BY RUSSELL GARDINER
The Last Week
It was the appropriately named Dinah Washington who coined the famous phrase “what a difference a day makes” and the hilarity is heightened as the original version was written by a Mexican. Such a phrase couldn’t be more applicable to the beginning of the Trump administration because every day, the news is more and more interesting. Part of me is anticipating a Northern border wall to keep away those pesky people from Vancouver.
The inauguration was barely over before we were told that climate change, LGBTQ rights pages et al. had been taken off the White House website. After such a turbulent start, those of us who take pleasure from following US politics were transfixed with anticipation. Within a day of the inauguration, the Affordable Care Act was under threat, Trump instructing his minion-like disciples (I’m insinuating that they are sycophantic rather than yellow and talking gibberish) to begin the process of rolling back the reforms of the last 8 years.
By Monday 23rd January, Trump was pulling out of the Trans-Pacific Partnership, and green-lighting the Dakota Pipeline. By Wednesday the wall was on the way; and it wasn’t even the weekend by the time he had banned refugees entering the country. So I think it wouldn’t be too overzealous a claim to say that Trump has had quite a week even by his standards. So that’s where we are right now, but what’s coming next for the administration, how are Trump’s cabinet, Washington and the electorate going to warm to their new commander in chief?
On the campaign trail, Trump certainly promised a lot to his supporters, and he seems eager to deliver his unprecedented agenda. But it’s hard to get away from the fact that he enters the White House as one of the least popular holders of the office of president in the history of US polling, he will need to be radical in order to keep his own support base energised if he wants to stand a chance of re-election in four years.
But in the short to medium term, Trump will have reasonably unbridled access to deliver his wider legislative agenda. At the election in November, the Republicans reinforced their strong position in both the House of Representatives and the Senate. A sympathetic legislative branch is of intrinsic importance if the President is to flourish in the role. Trump’s main obstacle could yet be the Supreme Court, some policies such as abortion and also the ban on refugees (if made permanent) could potentially go against legal precedent. Amending abortion legislation established in cases such as Roe v Wade could lead to serious legal challenges and difficulties for Trump. Having said this, there remains a vacancy on the court after Obama was unable to get his nominations through. Trump’s nominee would tip the traditional balance on the court in favour of conservative policies. Changing precedent such as Roe v Wade would still be a huge difficulty, traditional conservatives such as John Roberts have often sided with the more liberal minded side of the court (See National Federation of Independent Business v Sebelius).

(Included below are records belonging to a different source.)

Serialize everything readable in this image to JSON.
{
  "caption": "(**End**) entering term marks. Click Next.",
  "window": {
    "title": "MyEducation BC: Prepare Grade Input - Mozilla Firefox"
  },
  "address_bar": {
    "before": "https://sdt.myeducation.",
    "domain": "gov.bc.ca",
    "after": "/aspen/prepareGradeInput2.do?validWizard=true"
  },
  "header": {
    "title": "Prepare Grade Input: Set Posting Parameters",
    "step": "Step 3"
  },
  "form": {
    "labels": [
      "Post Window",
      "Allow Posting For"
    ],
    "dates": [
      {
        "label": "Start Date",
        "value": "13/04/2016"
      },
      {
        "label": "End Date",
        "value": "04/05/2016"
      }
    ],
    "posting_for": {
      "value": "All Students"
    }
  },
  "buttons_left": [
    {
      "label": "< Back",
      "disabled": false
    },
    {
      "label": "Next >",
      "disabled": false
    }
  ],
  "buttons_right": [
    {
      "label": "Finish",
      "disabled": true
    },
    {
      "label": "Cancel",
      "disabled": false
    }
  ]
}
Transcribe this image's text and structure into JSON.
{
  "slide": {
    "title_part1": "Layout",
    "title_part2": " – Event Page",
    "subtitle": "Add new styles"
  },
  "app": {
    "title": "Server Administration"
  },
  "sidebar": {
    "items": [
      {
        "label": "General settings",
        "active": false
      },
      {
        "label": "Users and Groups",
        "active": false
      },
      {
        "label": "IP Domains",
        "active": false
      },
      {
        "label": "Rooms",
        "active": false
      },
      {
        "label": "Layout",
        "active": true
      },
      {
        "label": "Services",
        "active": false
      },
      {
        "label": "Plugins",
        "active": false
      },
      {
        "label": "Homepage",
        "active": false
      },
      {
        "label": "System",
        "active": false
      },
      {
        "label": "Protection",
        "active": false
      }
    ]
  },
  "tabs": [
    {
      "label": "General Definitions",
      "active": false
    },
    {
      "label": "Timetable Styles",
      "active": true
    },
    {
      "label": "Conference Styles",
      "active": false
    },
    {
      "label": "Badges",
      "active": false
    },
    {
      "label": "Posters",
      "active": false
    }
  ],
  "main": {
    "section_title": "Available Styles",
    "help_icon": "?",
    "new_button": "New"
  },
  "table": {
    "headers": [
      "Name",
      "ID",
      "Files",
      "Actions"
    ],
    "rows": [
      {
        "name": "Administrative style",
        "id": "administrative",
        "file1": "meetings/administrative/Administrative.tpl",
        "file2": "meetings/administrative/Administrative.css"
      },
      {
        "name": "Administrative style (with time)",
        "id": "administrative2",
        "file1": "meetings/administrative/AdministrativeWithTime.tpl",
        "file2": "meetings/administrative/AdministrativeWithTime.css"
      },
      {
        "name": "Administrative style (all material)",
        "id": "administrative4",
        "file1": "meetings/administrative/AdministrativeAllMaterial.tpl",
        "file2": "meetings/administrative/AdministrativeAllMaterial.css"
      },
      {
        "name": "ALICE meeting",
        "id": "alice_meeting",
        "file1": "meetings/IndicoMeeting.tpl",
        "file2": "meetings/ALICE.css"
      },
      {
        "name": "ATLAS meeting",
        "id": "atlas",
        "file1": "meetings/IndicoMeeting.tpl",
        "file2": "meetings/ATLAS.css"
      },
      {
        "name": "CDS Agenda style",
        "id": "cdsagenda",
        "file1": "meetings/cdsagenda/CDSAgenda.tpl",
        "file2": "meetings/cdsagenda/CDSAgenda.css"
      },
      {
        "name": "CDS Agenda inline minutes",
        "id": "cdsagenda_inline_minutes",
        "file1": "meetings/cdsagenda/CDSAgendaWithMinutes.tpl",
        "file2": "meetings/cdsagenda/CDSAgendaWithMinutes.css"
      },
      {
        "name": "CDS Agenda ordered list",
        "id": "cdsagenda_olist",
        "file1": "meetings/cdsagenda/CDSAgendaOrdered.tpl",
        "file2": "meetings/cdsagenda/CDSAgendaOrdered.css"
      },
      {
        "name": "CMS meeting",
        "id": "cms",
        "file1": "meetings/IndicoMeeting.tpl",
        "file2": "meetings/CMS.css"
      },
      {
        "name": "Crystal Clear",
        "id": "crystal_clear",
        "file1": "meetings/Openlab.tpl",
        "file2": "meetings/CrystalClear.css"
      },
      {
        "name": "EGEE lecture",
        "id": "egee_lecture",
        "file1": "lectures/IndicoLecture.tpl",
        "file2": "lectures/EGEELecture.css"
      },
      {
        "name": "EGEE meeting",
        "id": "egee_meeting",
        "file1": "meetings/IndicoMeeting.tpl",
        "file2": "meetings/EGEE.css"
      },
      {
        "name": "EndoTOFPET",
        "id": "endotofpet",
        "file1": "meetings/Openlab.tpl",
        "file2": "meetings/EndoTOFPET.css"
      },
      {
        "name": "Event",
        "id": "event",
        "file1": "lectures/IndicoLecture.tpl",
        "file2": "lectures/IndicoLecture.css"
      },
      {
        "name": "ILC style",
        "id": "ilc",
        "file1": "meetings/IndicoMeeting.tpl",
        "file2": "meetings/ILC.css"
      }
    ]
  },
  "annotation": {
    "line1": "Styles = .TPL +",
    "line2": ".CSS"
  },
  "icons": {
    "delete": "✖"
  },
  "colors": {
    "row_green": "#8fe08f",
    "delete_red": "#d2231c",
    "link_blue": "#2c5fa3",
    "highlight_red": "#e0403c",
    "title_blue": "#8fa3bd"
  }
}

Already Trump’s executive orders have proved to be some of the most contentious and controversial of all time. While the protests will likely continue for an indefinite period, in the meantime, it’s also interesting to examine how the relationship between Trump and his cabinet will develop. Will the likes of Mike Pence, James Mattis or Rex Tillerson yield power themselves, shaping their own policy agendas in their respective departments? Or will this instead be a presidency characterised by the cult of the individual (Trump himself)? Most of Trump’s team are from the Washington elite of politics, all have worked in some form of public service over the last decade of their lives. Trump has shown already that he is not keen on tolerating dissenters, acting Attorney General Sally Yates was fired in the first week of the administration, after bringing into question the legality of the ban on Muslims.
The Donald has begun to put forward his first executive orders and his legislative agenda more broadly. Many of the policies: such as the temporary ban on Muslims and refugees and the border wall with Mexico were key to his election back in November, most importantly in the swing states. Such policies are obviously a break with the comparatively liberal agenda of the Obama administration, but they also signal a break with the internationalist agenda that has been applicable since the post-war era. Trump’s administration has carved its name into the history books already; this could yet be a turning point for the United States, not only a turning point where the country turns its back on the liberal internationalist foreign policy agenda, but equally turns its back on the more hawkish foreign policy agenda of George W Bush. By pulling out of the Trans-pacific partnership, is Trump going to be the first president in more than a century that isolates the US from the international community and international law itself?